Dataset rows for apps and sites:
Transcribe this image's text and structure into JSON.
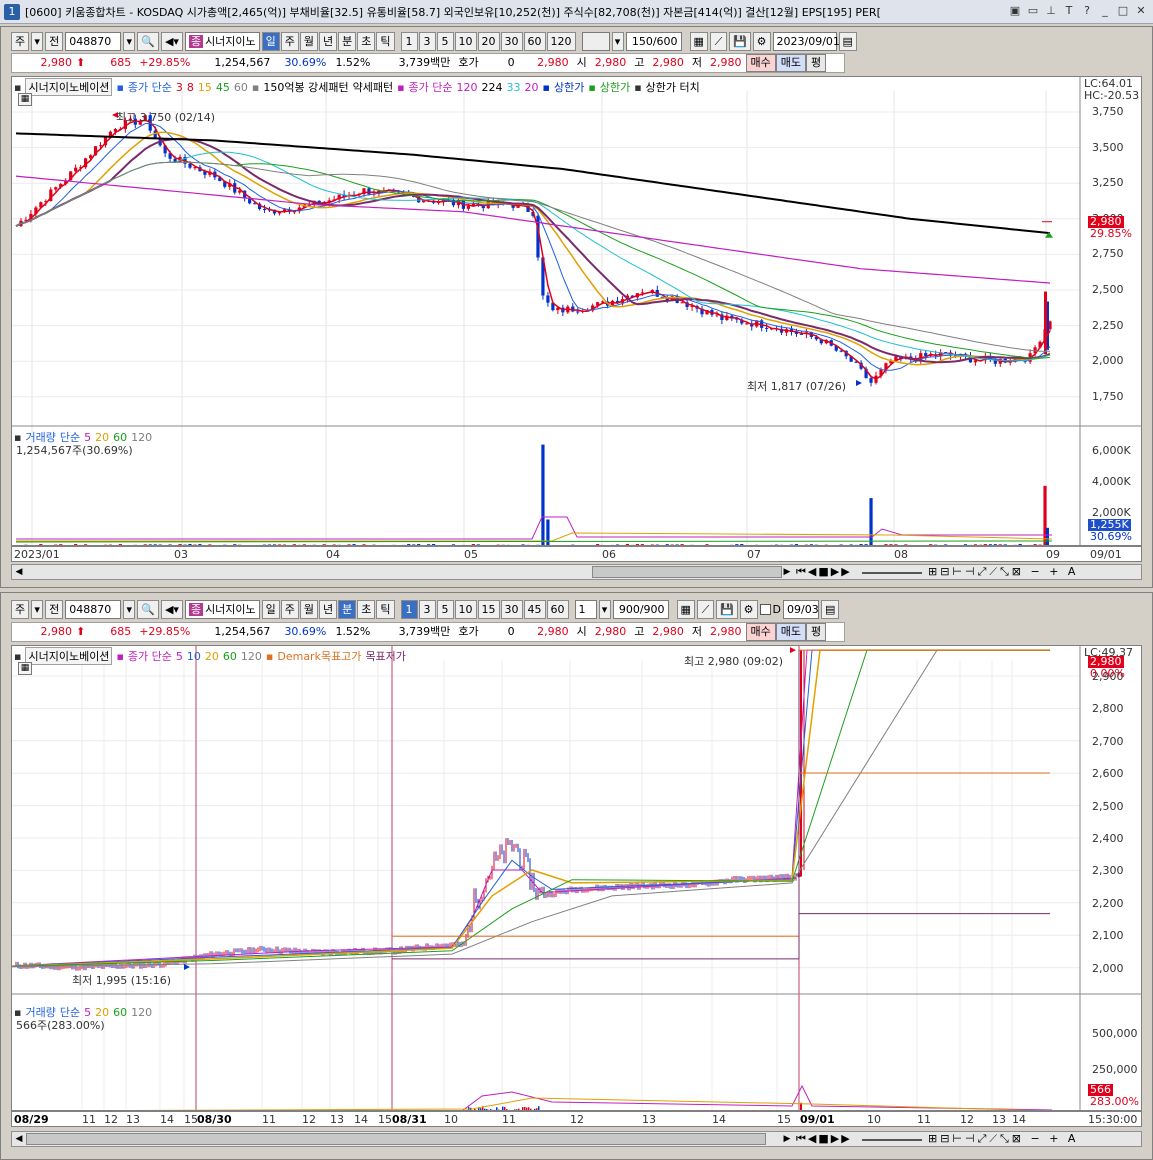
{
  "window": {
    "number": "1",
    "title": "[0600] 키움종합차트 - KOSDAQ 시가총액[2,465(억)] 부채비율[32.5] 유통비율[58.7] 외국인보유[10,252(천)] 주식수[82,708(천)] 자본금[414(억)] 결산[12월] EPS[195] PER[",
    "icons": [
      "window-tile-icon",
      "window-restore-icon",
      "pin-icon",
      "font-icon",
      "help-icon",
      "minimize-icon",
      "maximize-icon",
      "close-icon"
    ]
  },
  "top": {
    "toolbar": {
      "mode": "주",
      "prev": "전",
      "code": "048870",
      "name_tag": "종",
      "name": "시너지이노",
      "periods": [
        "일",
        "주",
        "월",
        "년",
        "분",
        "초",
        "틱"
      ],
      "period_selected": "일",
      "intervals": [
        "1",
        "3",
        "5",
        "10",
        "20",
        "30",
        "60",
        "120"
      ],
      "count": "150/600",
      "date": "2023/09/01"
    },
    "quote": {
      "price": "2,980",
      "arrow": "⬆",
      "change": "685",
      "change_pct": "+29.85%",
      "volume": "1,254,567",
      "vol_ratio": "30.69%",
      "turnover": "1.52%",
      "amount": "3,739백만",
      "hoga_label": "호가",
      "hoga": "0",
      "hoga_price": "2,980",
      "open_label": "시",
      "open": "2,980",
      "high_label": "고",
      "high": "2,980",
      "low_label": "저",
      "low": "2,980",
      "buy": "매수",
      "sell": "매도",
      "eval": "평"
    },
    "legend": {
      "name": "시너지이노베이션",
      "ma_label": "종가 단순",
      "ma": [
        "3",
        "8",
        "15",
        "45",
        "60"
      ],
      "pattern1": "150억봉 강세패턴",
      "pattern2": "약세패턴",
      "ma2_label": "종가 단순",
      "ma2": [
        "120",
        "224",
        "33",
        "20"
      ],
      "limit1": "상한가",
      "limit2": "상한가",
      "limit3": "상한가 터치"
    },
    "price_axis": [
      "3,750",
      "3,500",
      "3,250",
      "3,000",
      "2,750",
      "2,500",
      "2,250",
      "2,000",
      "1,750"
    ],
    "lc": "LC:64.01",
    "hc": "HC:-20.53",
    "last_price": "2,980",
    "last_pct": "29.85%",
    "high_note": "최고 3,750 (02/14)",
    "low_note": "최저 1,817 (07/26)",
    "volume_legend": {
      "label": "거래량",
      "ma_label": "단순",
      "ma": [
        "5",
        "20",
        "60",
        "120"
      ],
      "value": "1,254,567주(30.69%)"
    },
    "volume_axis": [
      "6,000K",
      "4,000K",
      "2,000K"
    ],
    "vol_tag": "1,255K",
    "vol_pct": "30.69%",
    "dates": [
      "2023/01",
      "03",
      "04",
      "05",
      "06",
      "07",
      "08",
      "09",
      "09/01"
    ]
  },
  "bottom": {
    "toolbar": {
      "mode": "주",
      "prev": "전",
      "code": "048870",
      "name_tag": "종",
      "name": "시너지이노",
      "periods": [
        "일",
        "주",
        "월",
        "년",
        "분",
        "초",
        "틱"
      ],
      "period_selected": "분",
      "intervals": [
        "1",
        "3",
        "5",
        "10",
        "15",
        "30",
        "45",
        "60"
      ],
      "interval_selected": "1",
      "spin": "1",
      "count": "900/900",
      "checkbox": "D",
      "date": "09/03"
    },
    "quote": {
      "price": "2,980",
      "arrow": "⬆",
      "change": "685",
      "change_pct": "+29.85%",
      "volume": "1,254,567",
      "vol_ratio": "30.69%",
      "turnover": "1.52%",
      "amount": "3,739백만",
      "hoga_label": "호가",
      "hoga": "0",
      "hoga_price": "2,980",
      "open_label": "시",
      "open": "2,980",
      "high_label": "고",
      "high": "2,980",
      "low_label": "저",
      "low": "2,980",
      "buy": "매수",
      "sell": "매도",
      "eval": "평"
    },
    "legend": {
      "name": "시너지이노베이션",
      "ma_label": "종가 단순",
      "ma": [
        "5",
        "10",
        "20",
        "60",
        "120"
      ],
      "demark1": "Demark목표고가",
      "demark2": "목표저가"
    },
    "price_axis": [
      "2,900",
      "2,800",
      "2,700",
      "2,600",
      "2,500",
      "2,400",
      "2,300",
      "2,200",
      "2,100",
      "2,000"
    ],
    "lc": "LC:49.37",
    "last_price": "2,980",
    "last_pct": "0.00%",
    "high_note": "최고 2,980 (09:02)",
    "low_note": "최저 1,995 (15:16)",
    "volume_legend": {
      "label": "거래량",
      "ma_label": "단순",
      "ma": [
        "5",
        "20",
        "60",
        "120"
      ],
      "value": "566주(283.00%)"
    },
    "volume_axis": [
      "500,000",
      "250,000"
    ],
    "vol_tag": "566",
    "vol_pct": "283.00%",
    "dates": [
      "08/29",
      "11",
      "12",
      "13",
      "14",
      "15",
      "08/30",
      "11",
      "12",
      "13",
      "14",
      "15",
      "08/31",
      "10",
      "11",
      "12",
      "13",
      "14",
      "15",
      "09/01",
      "10",
      "11",
      "12",
      "13",
      "14"
    ],
    "time_label": "15:30:00"
  },
  "colors": {
    "up": "#e0001b",
    "down": "#0033cc",
    "ma3": "#e0001b",
    "ma8": "#2060e0",
    "ma15": "#e0a000",
    "ma45": "#1ca01c",
    "ma60": "#7a2a6a",
    "ma120": "#808080",
    "ma224": "#000000",
    "ma33": "#20c0d0",
    "ma20": "#c020c0"
  }
}
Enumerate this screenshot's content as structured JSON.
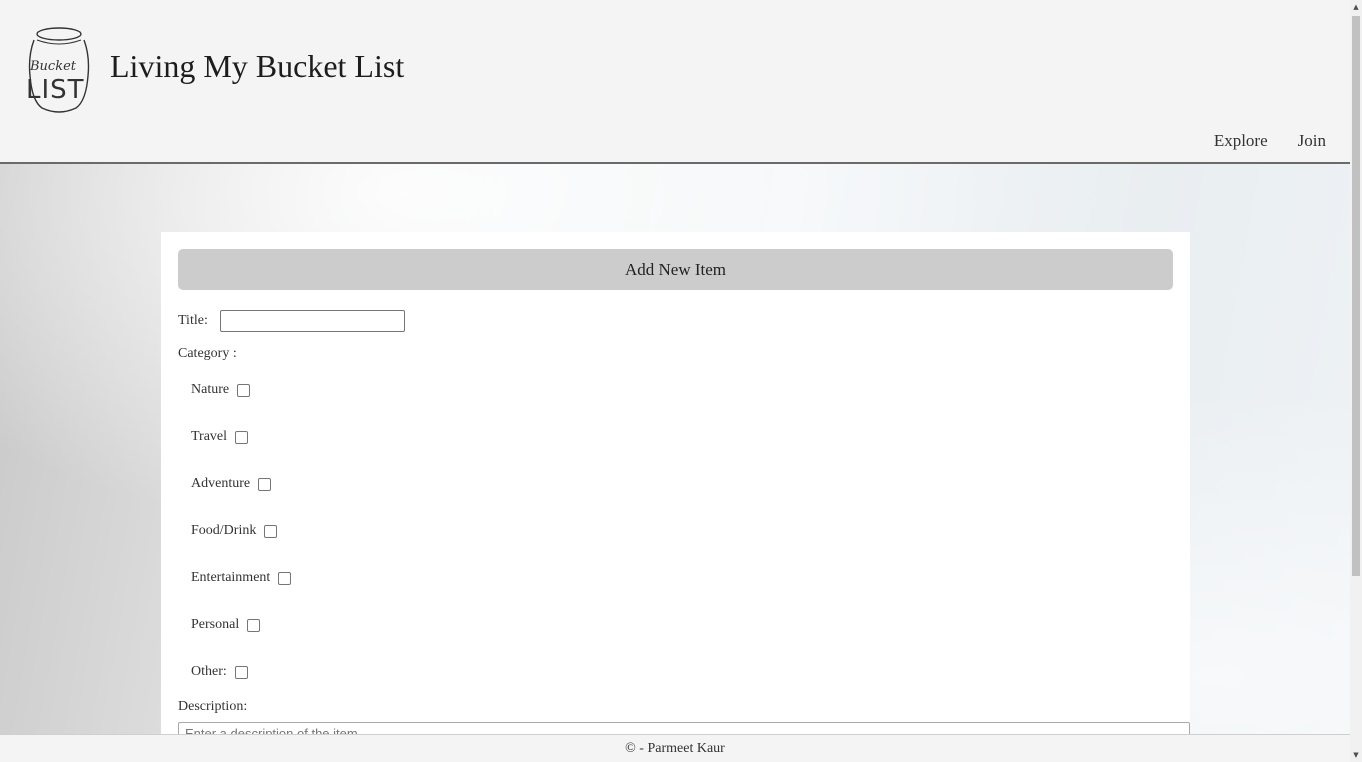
{
  "header": {
    "site_title": "Living My Bucket List",
    "logo": {
      "text_top": "Bucket",
      "text_bottom": "LIST"
    },
    "nav": [
      {
        "label": "Explore"
      },
      {
        "label": "Join"
      }
    ]
  },
  "form": {
    "heading": "Add New Item",
    "title_label": "Title:",
    "title_value": "",
    "category_label": "Category :",
    "categories": [
      {
        "label": "Nature",
        "checked": false
      },
      {
        "label": "Travel",
        "checked": false
      },
      {
        "label": "Adventure",
        "checked": false
      },
      {
        "label": "Food/Drink",
        "checked": false
      },
      {
        "label": "Entertainment",
        "checked": false
      },
      {
        "label": "Personal",
        "checked": false
      },
      {
        "label": "Other:",
        "checked": false
      }
    ],
    "description_label": "Description:",
    "description_placeholder": "Enter a description of the item"
  },
  "footer": {
    "text": "© - Parmeet Kaur"
  },
  "colors": {
    "header_bg": "#f4f4f4",
    "heading_bar": "#cccccc",
    "card_bg": "#ffffff"
  }
}
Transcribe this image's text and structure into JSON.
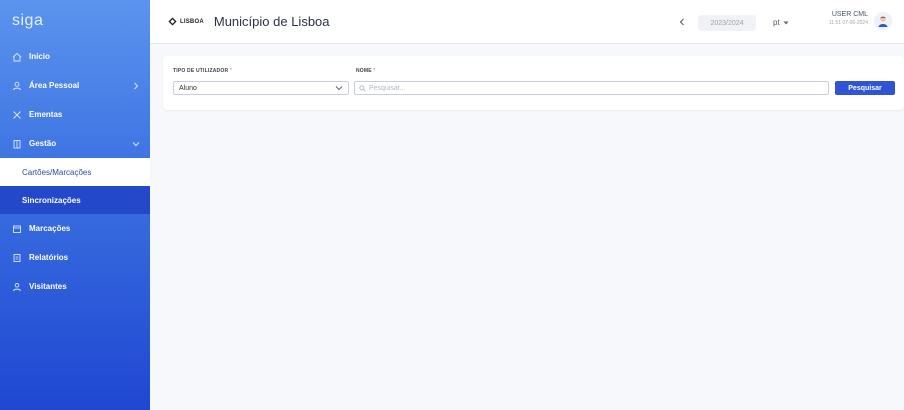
{
  "sidebar": {
    "brand": "siga",
    "items": [
      {
        "label": "Início",
        "icon": "home-icon"
      },
      {
        "label": "Área Pessoal",
        "icon": "user-icon",
        "chevron": "right"
      },
      {
        "label": "Ementas",
        "icon": "cutlery-icon"
      },
      {
        "label": "Gestão",
        "icon": "folder-icon",
        "chevron": "down"
      }
    ],
    "sub_items": [
      {
        "label": "Cartões/Marcações",
        "state": "active"
      },
      {
        "label": "Sincronizações",
        "state": "dark"
      }
    ],
    "items_after": [
      {
        "label": "Marcações",
        "icon": "calendar-icon"
      },
      {
        "label": "Relatórios",
        "icon": "report-icon"
      },
      {
        "label": "Visitantes",
        "icon": "visitors-icon"
      }
    ]
  },
  "header": {
    "logo_text": "LISBOA",
    "title": "Município de Lisboa",
    "school_year": "2023/2024",
    "language": "pt",
    "user_name": "USER CML",
    "user_datetime": "11:51 07-06-2024"
  },
  "filters": {
    "user_type_label": "TIPO DE UTILIZADOR",
    "user_type_value": "Aluno",
    "name_label": "NOME",
    "name_placeholder": "Pesquisar...",
    "required_mark": "*",
    "search_button": "Pesquisar"
  },
  "colors": {
    "accent": "#2f55d4",
    "sidebar_top": "#5b94ee",
    "sidebar_bottom": "#1f47d2"
  }
}
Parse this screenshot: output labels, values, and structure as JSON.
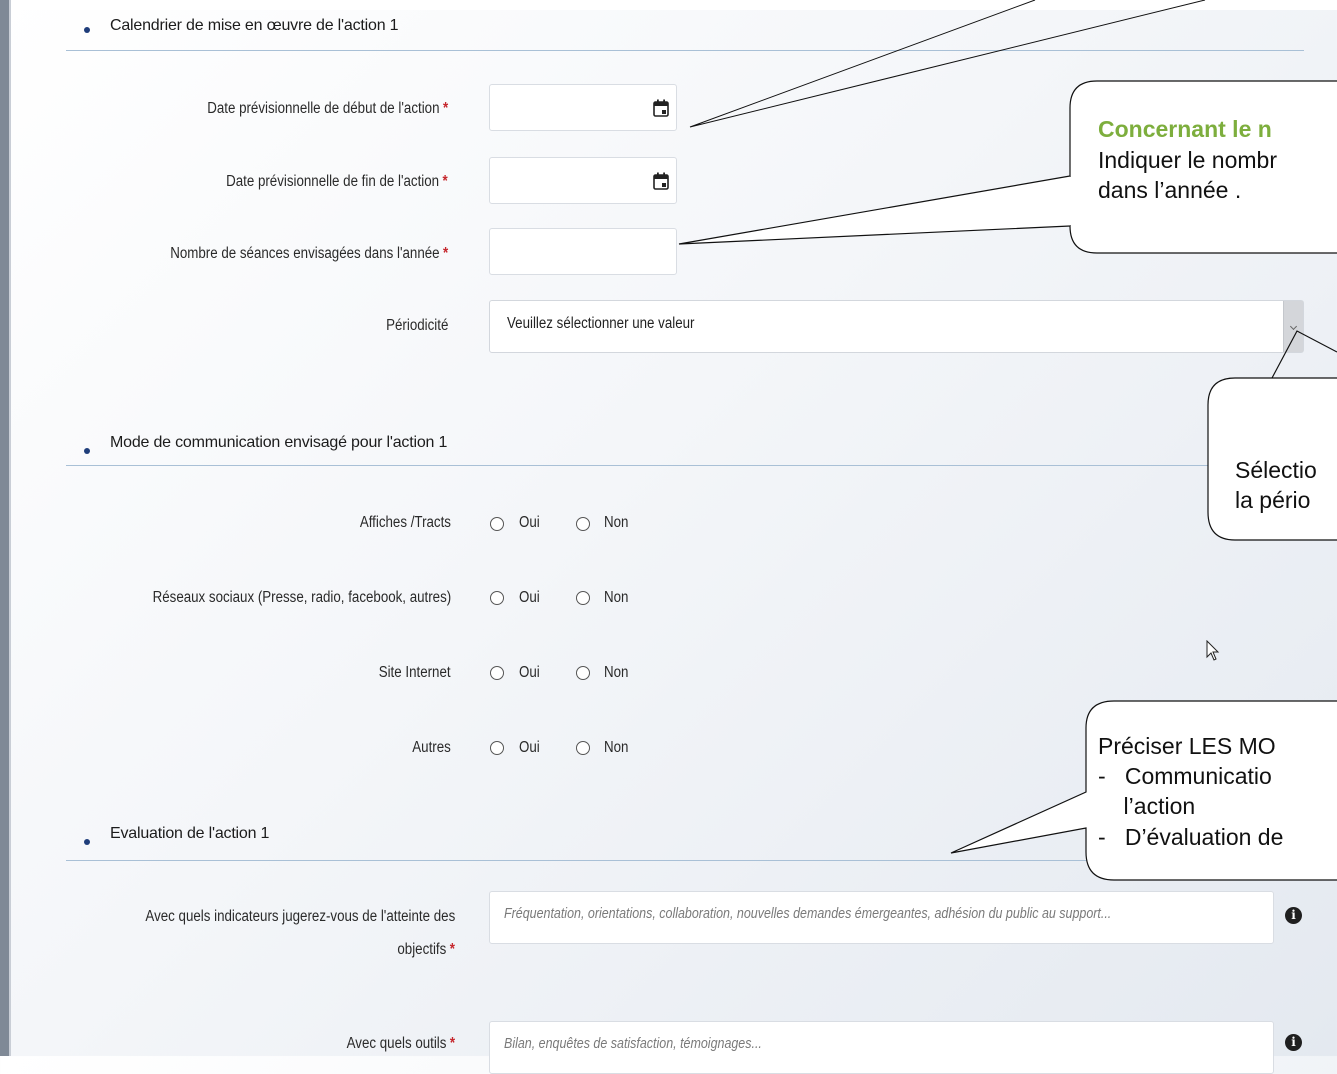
{
  "sections": {
    "calendar_title": "Calendrier de mise en œuvre de l'action 1",
    "communication_title": "Mode de communication envisagé pour l'action 1",
    "evaluation_title": "Evaluation de l'action 1"
  },
  "fields": {
    "start_date_label": "Date prévisionnelle de début de l'action",
    "end_date_label": "Date prévisionnelle de fin de l'action",
    "sessions_label": "Nombre de séances envisagées dans l'année",
    "periodicity_label": "Périodicité",
    "periodicity_value": "Veuillez sélectionner une valeur",
    "required_mark": "*"
  },
  "communication": {
    "rows": [
      {
        "label": "Affiches /Tracts"
      },
      {
        "label": "Réseaux sociaux (Presse, radio, facebook, autres)"
      },
      {
        "label": "Site Internet"
      },
      {
        "label": "Autres"
      }
    ],
    "yes": "Oui",
    "no": "Non"
  },
  "evaluation": {
    "indicators_label_line1": "Avec quels indicateurs jugerez-vous de l'atteinte des",
    "indicators_label_line2": "objectifs",
    "indicators_placeholder": "Fréquentation, orientations, collaboration, nouvelles demandes émergeantes, adhésion du public au support...",
    "tools_label": "Avec quels outils",
    "tools_placeholder": "Bilan, enquêtes de satisfaction, témoignages...",
    "info_glyph": "i"
  },
  "callouts": {
    "sessions_line1": "Concernant le n",
    "sessions_line2": "Indiquer le nombr",
    "sessions_line3": "dans l’année .",
    "periodicity_line1": "Sélectio",
    "periodicity_line2": "la pério",
    "modes_line1": "Préciser LES MO",
    "modes_line2": "-   Communicatio",
    "modes_line3": "    l’action",
    "modes_line4": "-   D’évaluation de"
  },
  "colors": {
    "required": "#c6282e",
    "callout_heading": "#7dae3d",
    "section_line": "#a9c0d6"
  }
}
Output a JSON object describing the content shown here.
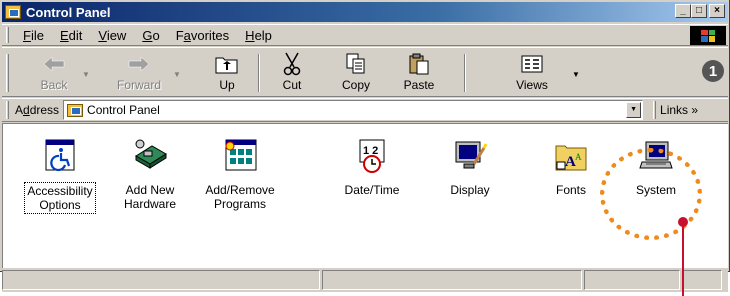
{
  "window": {
    "title": "Control Panel"
  },
  "title_buttons": {
    "minimize": "_",
    "maximize": "□",
    "close": "×"
  },
  "menu": [
    {
      "label": "File",
      "key": "F",
      "rest": "ile"
    },
    {
      "label": "Edit",
      "key": "E",
      "rest": "dit"
    },
    {
      "label": "View",
      "key": "V",
      "rest": "iew"
    },
    {
      "label": "Go",
      "key": "G",
      "rest": "o"
    },
    {
      "label": "Favorites",
      "pre": "F",
      "key": "a",
      "rest": "vorites"
    },
    {
      "label": "Help",
      "key": "H",
      "rest": "elp"
    }
  ],
  "toolbar": {
    "back": "Back",
    "forward": "Forward",
    "up": "Up",
    "cut": "Cut",
    "copy": "Copy",
    "paste": "Paste",
    "views": "Views"
  },
  "callout": "1",
  "address": {
    "label_pre": "A",
    "label_key": "d",
    "label_rest": "dress",
    "value": "Control Panel",
    "links": "Links »"
  },
  "items": [
    {
      "line1": "Accessibility",
      "line2": "Options",
      "icon": "accessibility-icon"
    },
    {
      "line1": "Add New",
      "line2": "Hardware",
      "icon": "add-hardware-icon"
    },
    {
      "line1": "Add/Remove",
      "line2": "Programs",
      "icon": "add-remove-programs-icon"
    },
    {
      "line1": "Date/Time",
      "line2": "",
      "icon": "date-time-icon"
    },
    {
      "line1": "Display",
      "line2": "",
      "icon": "display-icon"
    },
    {
      "line1": "Fonts",
      "line2": "",
      "icon": "fonts-icon"
    },
    {
      "line1": "System",
      "line2": "",
      "icon": "system-icon"
    }
  ],
  "colors": {
    "annotation_ring": "#f08a1a",
    "pointer": "#c8102e",
    "titlebar": "#0a246a"
  }
}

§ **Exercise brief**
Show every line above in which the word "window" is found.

§ **Reply**
  "window": {
      "window-tile-icon",
      "window-restore-icon",
  "window": {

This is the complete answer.